I reached my friend John Burnett, the NPR reporter who is normally based in Austin, TX. John had a working phone somehow, and he fed live reports to our show of the devastation that was truly beginning to emerge. It was riveting to hear.
We are fortunate that unlike Katrina—which grew bigger and stronger than most expected—Gustav seems to be turning out to be not as bad as was feared. It arrived on land as a Category Two storm, and pretty soon was downgraded to Category One.
That was still big enough to derail plans for the Republican National Convention in St. Paul, Minnesota. We covered Senator McCain's hasty scramble to re-do his schedule, and decisions by President Bush and Vice President Cheney to forego their planned appearances. No one wanted to send any "we-weren't-paying-attention-to-Katrina" reminders. But that still left the problem of how to get storm coverage from the area.
We thought of trying to call some evacuees, and then reconsidered to go after some of the people who stayed behind. The Associated Press mentioned a conversation with a local man sipping whiskey and Diet Coke outside a place called Johnny White's Sports Bar on Bourbon Street. We found the number and called. The interview opened the show and we went back to them a couple of more times today.
At the end of he show I declared Johnny's the New Orleans news bureau for Day to Day.

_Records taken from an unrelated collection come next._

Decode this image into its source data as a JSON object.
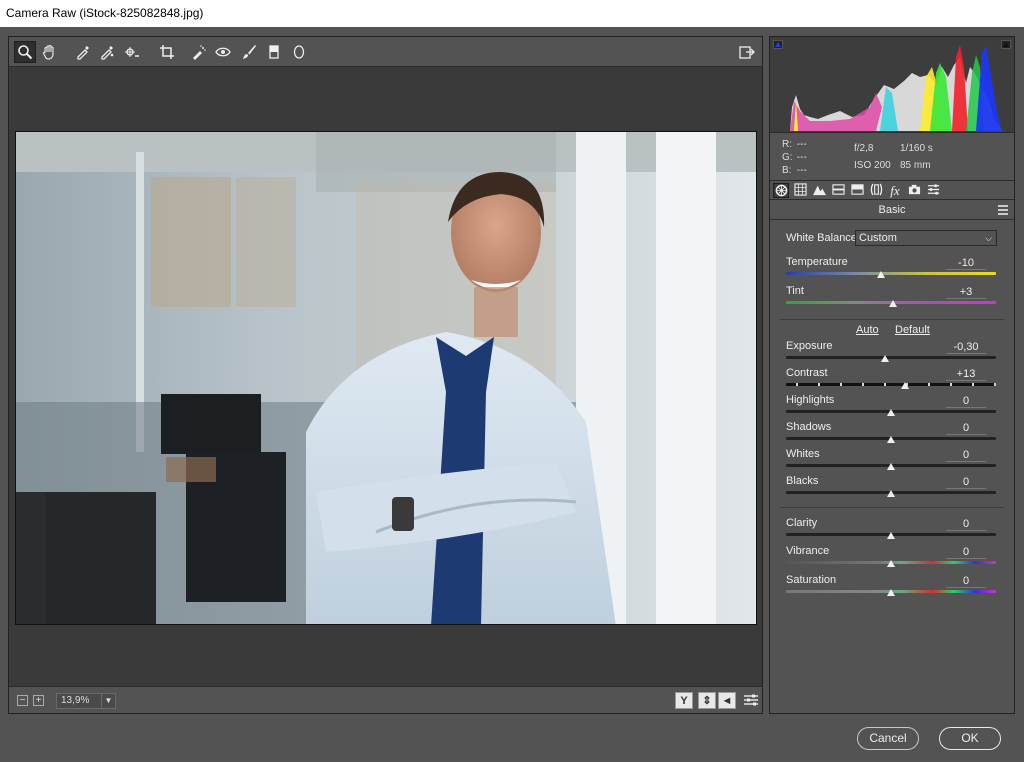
{
  "window": {
    "title": "Camera Raw (iStock-825082848.jpg)"
  },
  "toolbar": {
    "tools": [
      {
        "name": "zoom-tool",
        "glyph": "🔍"
      },
      {
        "name": "hand-tool",
        "glyph": "✋"
      },
      {
        "name": "white-balance-tool",
        "glyph": "💉"
      },
      {
        "name": "color-sampler-tool",
        "glyph": "✎"
      },
      {
        "name": "targeted-adjustment-tool",
        "glyph": "◎"
      },
      {
        "name": "crop-tool",
        "glyph": "⌗"
      },
      {
        "name": "spot-removal-tool",
        "glyph": "✐"
      },
      {
        "name": "red-eye-tool",
        "glyph": "👁"
      },
      {
        "name": "adjustment-brush-tool",
        "glyph": "🖌"
      },
      {
        "name": "graduated-filter-tool",
        "glyph": "▮"
      },
      {
        "name": "radial-filter-tool",
        "glyph": "◯"
      }
    ]
  },
  "zoom": {
    "value": "13,9%",
    "minus": "−",
    "plus": "+"
  },
  "bottom_icons": {
    "y": "Y",
    "compare": "⇕",
    "toggle": "◄"
  },
  "info": {
    "r_label": "R:",
    "r": "---",
    "g_label": "G:",
    "g": "---",
    "b_label": "B:",
    "b": "---",
    "aperture": "f/2,8",
    "shutter": "1/160 s",
    "iso": "ISO 200",
    "focal": "85 mm"
  },
  "panel": {
    "title": "Basic",
    "white_balance_label": "White Balance:",
    "white_balance_value": "Custom",
    "auto": "Auto",
    "default": "Default",
    "sliders": [
      {
        "key": "temperature",
        "label": "Temperature",
        "value": "-10",
        "pos": 0.45
      },
      {
        "key": "tint",
        "label": "Tint",
        "value": "+3",
        "pos": 0.51
      },
      {
        "key": "exposure",
        "label": "Exposure",
        "value": "-0,30",
        "pos": 0.47
      },
      {
        "key": "contrast",
        "label": "Contrast",
        "value": "+13",
        "pos": 0.565
      },
      {
        "key": "highlights",
        "label": "Highlights",
        "value": "0",
        "pos": 0.5
      },
      {
        "key": "shadows",
        "label": "Shadows",
        "value": "0",
        "pos": 0.5
      },
      {
        "key": "whites",
        "label": "Whites",
        "value": "0",
        "pos": 0.5
      },
      {
        "key": "blacks",
        "label": "Blacks",
        "value": "0",
        "pos": 0.5
      },
      {
        "key": "clarity",
        "label": "Clarity",
        "value": "0",
        "pos": 0.5
      },
      {
        "key": "vibrance",
        "label": "Vibrance",
        "value": "0",
        "pos": 0.5
      },
      {
        "key": "saturation",
        "label": "Saturation",
        "value": "0",
        "pos": 0.5
      }
    ]
  },
  "footer": {
    "cancel": "Cancel",
    "ok": "OK"
  },
  "colors": {
    "panel": "#535353",
    "canvas": "#3a3a3a",
    "histogram_bg": "#3d3d3d"
  }
}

The next time I get to the city, I'm going to stop in and buy them a round. You need help telling a hurricane story, and we got it there.